Starring Noomi Rapace, Charlize Theron, Idris Elba, Guy Pearce
“Prometheus” is a film based on a magnificent idea: a crew of space-bound explorers seeking out the origins of humanity. A group of scientists discover a series of ancient paintings scattered across the globe that seem to point to a planet 35 lightyears away. Doctor Elizabeth Shaw (Noomi Rapace) believes in the possibility of a benevolent alien race’s involvement in mankind’s creation, a race she refers to as “The Engineers.” It’s a grand idea—seeking out our origins in hope of finding out not just how we came to be, but coming face to face with a superior race that can answer questions about the meaning of existence. Still, “Prometheus” is a one-note bore, which never manages to crawl out from under the “big idea.”
This is a problem that has hampered a lot of sci-fi films over the years: too much focus on science and not enough on fiction. And this is not a ringing endorsement of the science being portrayed in this film—more of an indoctrination of the need for stronger fiction. First off, there was not a human character I gave a damn about. I can’t even describe the characters as one note—maybe two notes between a dozen of them.
There’s a lot of talented actors onboard, though it’s almost baffling how little most of them are given to do. Noomi Rapace (“Sherlock Holmes: A Game of Shadows”) is remarkably game as a type-A, scream-queen spitfire who suffers all sorts of indignities throughout the film. The always solid Idris Elba (“Luther”) makes a righteous ship’s captain. And Charlize Theron seems perfectly natural playing a frigid, no-nonsense project leader. All of them are perfectly adequate for the roles but given nothing to do with them. The entire roster of characters seem to be from the sci-fi stock character pool; it’s a lot of good actors with a boilerplate script.
The most mind-blowing example is Guy Pearce. I love Guy Pearce—seeing his name in the credits of any movie is usually an encouraging sign. Then, he shows up in old-age makeup in a role that constitutes about 10 minutes of screen time before being killed horribly in a meaningless role that could have easily been played by anybody. What was the point of having a talent like Guy Pearce in a movie slathered in bad-age makeup for a role with no arc, no meat and no purpose? I respect Ridley Scott as a director, but I’d be lying if I said some of his choices didn’t leave me baffled and bemused.
There’s probably some irony that the most human portrayal the film offers comes from an android named David (Michael Fassbender), a malevolent and wonderfully disconnected artificial life-form whose intentions are never clear. He plots and schemes on behalf of a silent benefactor who has his own reasons for learning about the existence of our creators—none of which end up making a whole lot of sense.

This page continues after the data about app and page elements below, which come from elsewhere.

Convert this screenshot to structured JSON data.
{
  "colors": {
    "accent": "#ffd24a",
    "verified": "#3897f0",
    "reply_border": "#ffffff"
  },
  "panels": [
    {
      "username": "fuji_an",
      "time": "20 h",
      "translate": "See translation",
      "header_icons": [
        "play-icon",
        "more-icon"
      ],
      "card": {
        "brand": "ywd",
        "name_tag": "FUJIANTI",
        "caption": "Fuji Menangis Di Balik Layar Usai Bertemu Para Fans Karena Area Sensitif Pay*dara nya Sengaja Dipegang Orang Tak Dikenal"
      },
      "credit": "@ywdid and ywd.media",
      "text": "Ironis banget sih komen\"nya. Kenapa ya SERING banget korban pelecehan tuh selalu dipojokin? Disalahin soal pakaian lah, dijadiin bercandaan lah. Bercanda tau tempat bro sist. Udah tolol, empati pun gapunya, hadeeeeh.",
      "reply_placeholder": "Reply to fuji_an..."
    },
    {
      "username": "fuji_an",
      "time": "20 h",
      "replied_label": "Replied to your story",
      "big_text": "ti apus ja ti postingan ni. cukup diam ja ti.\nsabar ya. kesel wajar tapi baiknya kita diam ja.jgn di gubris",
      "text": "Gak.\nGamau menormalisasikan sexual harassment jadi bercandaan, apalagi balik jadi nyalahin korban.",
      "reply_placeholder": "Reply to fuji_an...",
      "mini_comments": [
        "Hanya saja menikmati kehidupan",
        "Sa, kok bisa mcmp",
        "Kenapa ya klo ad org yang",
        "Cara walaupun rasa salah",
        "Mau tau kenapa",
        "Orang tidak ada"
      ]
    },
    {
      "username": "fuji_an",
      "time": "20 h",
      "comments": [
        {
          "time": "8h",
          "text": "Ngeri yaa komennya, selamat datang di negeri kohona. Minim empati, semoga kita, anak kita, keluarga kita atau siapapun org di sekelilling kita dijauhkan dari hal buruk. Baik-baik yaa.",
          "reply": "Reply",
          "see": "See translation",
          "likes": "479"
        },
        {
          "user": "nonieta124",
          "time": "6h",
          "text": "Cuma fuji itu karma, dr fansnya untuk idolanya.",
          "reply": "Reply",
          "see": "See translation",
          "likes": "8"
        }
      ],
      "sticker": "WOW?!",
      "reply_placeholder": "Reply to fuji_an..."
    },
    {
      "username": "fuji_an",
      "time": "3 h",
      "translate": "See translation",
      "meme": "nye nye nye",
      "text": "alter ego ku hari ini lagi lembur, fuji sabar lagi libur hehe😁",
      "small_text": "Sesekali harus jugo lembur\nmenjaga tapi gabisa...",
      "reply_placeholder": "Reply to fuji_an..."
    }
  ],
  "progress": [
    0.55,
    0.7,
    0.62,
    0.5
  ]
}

Despite such qualms, “Prometheus” is a difficult movie to review because it’s not terrible. In fact, there are glimmers of greatness. The film is remarkably well-designed and provides some exceptional visuals. That’s a nice way of saying it’s an emotionally vacant, special-effects demo reel.
There’s some cool stuff to see, but the majority of the cool factor comes from very well-staged set pieces and a crazy good performance from Michael Fassbender. The movie fails to deliver any tension or scares. I kept waiting for the stakes to get higher or for some frightening moments of alien-inspired terror. They never materialized. Instead, “Prometheus” delivers a very polished, hard science-fiction story that asks some lofty questions and never bothers to answer them. What answers are provided come in expository throwaways that are never fully explored.
“They’re going to destroy Earth!” declares one character. How exactly do we know that? We don’t.
“This is where they make weapons of mass destruction!” screams another. How do they know they’re weapons?
The most frustrating part comes from a simple device used to start the journey: a series of cave paintings from around the world that point to the planet they set out to explore. We never find out who created them or why exactly this planet was a destination. If the planet is some weapons facility for an alien race, why exactly is there an ancient map on Earth for it? I don’t know a whole lot, but I know most highly intelligent races don’t leave maps lying around that lead to their weapons facilities.
I can forgive a film for absences of logic and reason (i.e. “Men in Black 3”), but when making a movie about the origin of the species, I expect it to be smarter. If it’s a movie about aliens killing a whole lot of people, it needs to be more intense. When stocking a movie full of quality actors, they need a script that makes it worth their time. “Prometheus” is just another big-budget film that feels like a wasted opportunity. That talented cast and that much money behind the camera should have produced something more profound. Or at least more entertaining.